◆ **Goal of the exercise**
In this exercise, write out the data word for word and leave every image out.

App and web page records

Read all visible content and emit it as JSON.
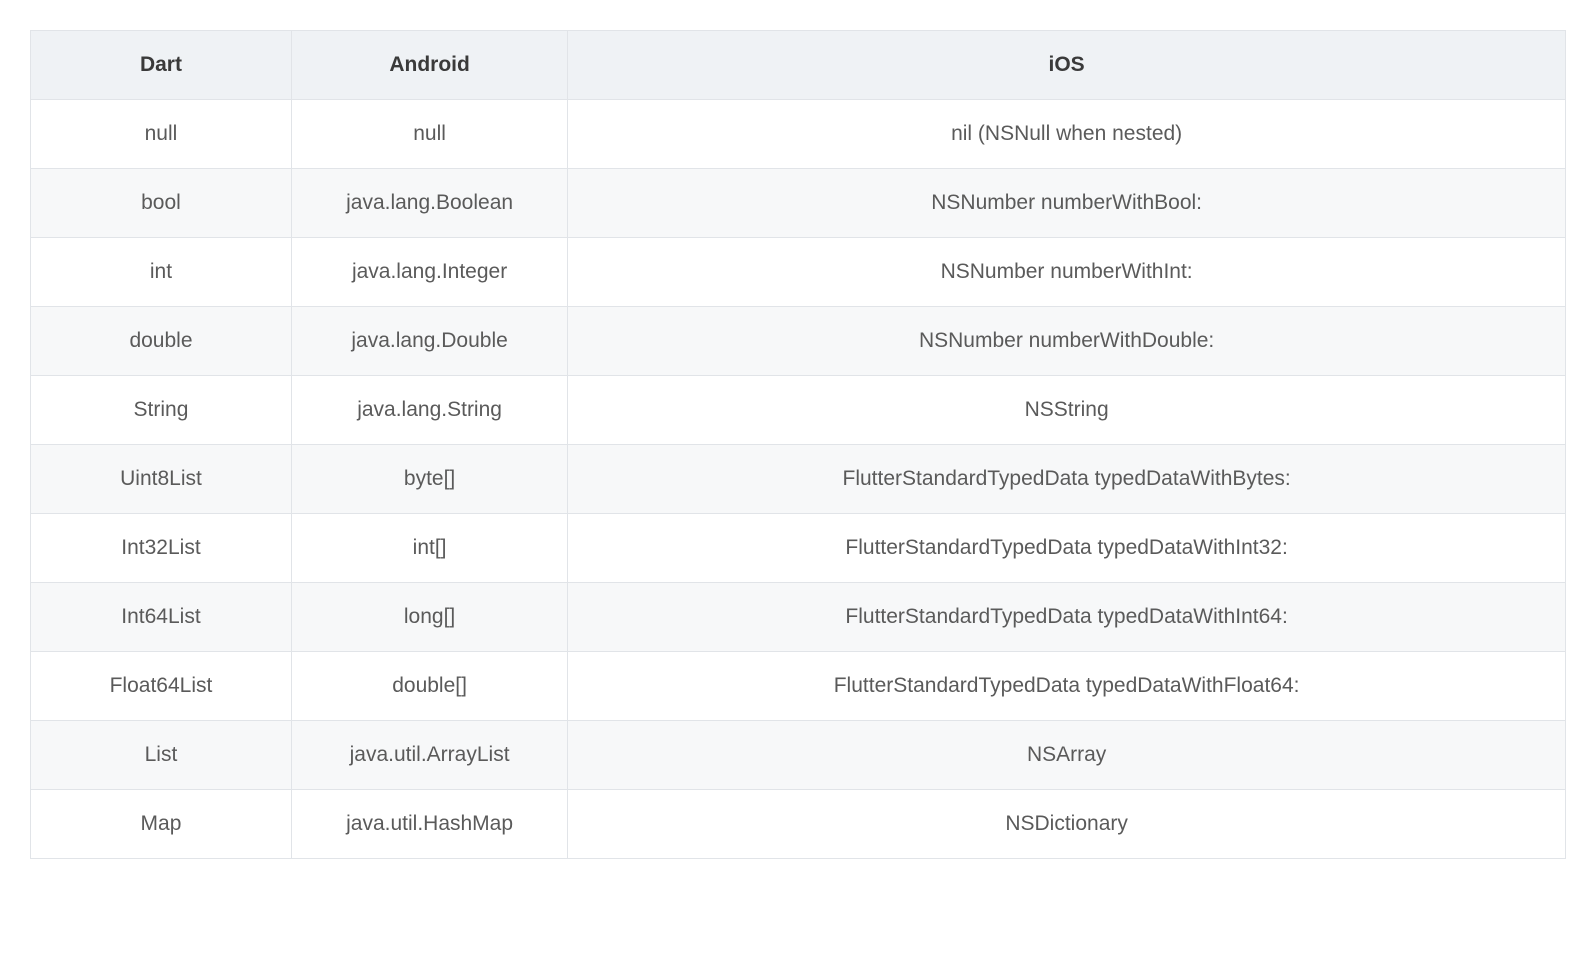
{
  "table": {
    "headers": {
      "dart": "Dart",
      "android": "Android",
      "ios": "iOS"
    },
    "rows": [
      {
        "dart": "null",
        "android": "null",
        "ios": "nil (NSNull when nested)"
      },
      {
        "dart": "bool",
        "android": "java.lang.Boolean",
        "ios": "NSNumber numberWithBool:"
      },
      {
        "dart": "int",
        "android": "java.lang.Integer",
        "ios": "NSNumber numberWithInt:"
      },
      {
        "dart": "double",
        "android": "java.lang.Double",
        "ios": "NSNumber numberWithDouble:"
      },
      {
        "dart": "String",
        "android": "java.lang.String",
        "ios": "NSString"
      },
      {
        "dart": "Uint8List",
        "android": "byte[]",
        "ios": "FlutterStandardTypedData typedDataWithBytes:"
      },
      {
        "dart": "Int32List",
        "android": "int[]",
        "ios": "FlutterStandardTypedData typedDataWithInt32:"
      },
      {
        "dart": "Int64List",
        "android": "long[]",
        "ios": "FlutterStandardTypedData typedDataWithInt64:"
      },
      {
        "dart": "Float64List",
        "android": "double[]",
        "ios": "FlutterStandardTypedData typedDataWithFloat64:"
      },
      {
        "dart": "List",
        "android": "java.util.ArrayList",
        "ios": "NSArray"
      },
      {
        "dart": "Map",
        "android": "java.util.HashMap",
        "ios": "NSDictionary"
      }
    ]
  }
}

◆ **Answer box**
Read all visible content and emit it as JSON.
{
  "table": {
    "headers": {
      "dart": "Dart",
      "android": "Android",
      "ios": "iOS"
    },
    "rows": [
      {
        "dart": "null",
        "android": "null",
        "ios": "nil (NSNull when nested)"
      },
      {
        "dart": "bool",
        "android": "java.lang.Boolean",
        "ios": "NSNumber numberWithBool:"
      },
      {
        "dart": "int",
        "android": "java.lang.Integer",
        "ios": "NSNumber numberWithInt:"
      },
      {
        "dart": "double",
        "android": "java.lang.Double",
        "ios": "NSNumber numberWithDouble:"
      },
      {
        "dart": "String",
        "android": "java.lang.String",
        "ios": "NSString"
      },
      {
        "dart": "Uint8List",
        "android": "byte[]",
        "ios": "FlutterStandardTypedData typedDataWithBytes:"
      },
      {
        "dart": "Int32List",
        "android": "int[]",
        "ios": "FlutterStandardTypedData typedDataWithInt32:"
      },
      {
        "dart": "Int64List",
        "android": "long[]",
        "ios": "FlutterStandardTypedData typedDataWithInt64:"
      },
      {
        "dart": "Float64List",
        "android": "double[]",
        "ios": "FlutterStandardTypedData typedDataWithFloat64:"
      },
      {
        "dart": "List",
        "android": "java.util.ArrayList",
        "ios": "NSArray"
      },
      {
        "dart": "Map",
        "android": "java.util.HashMap",
        "ios": "NSDictionary"
      }
    ]
  }
}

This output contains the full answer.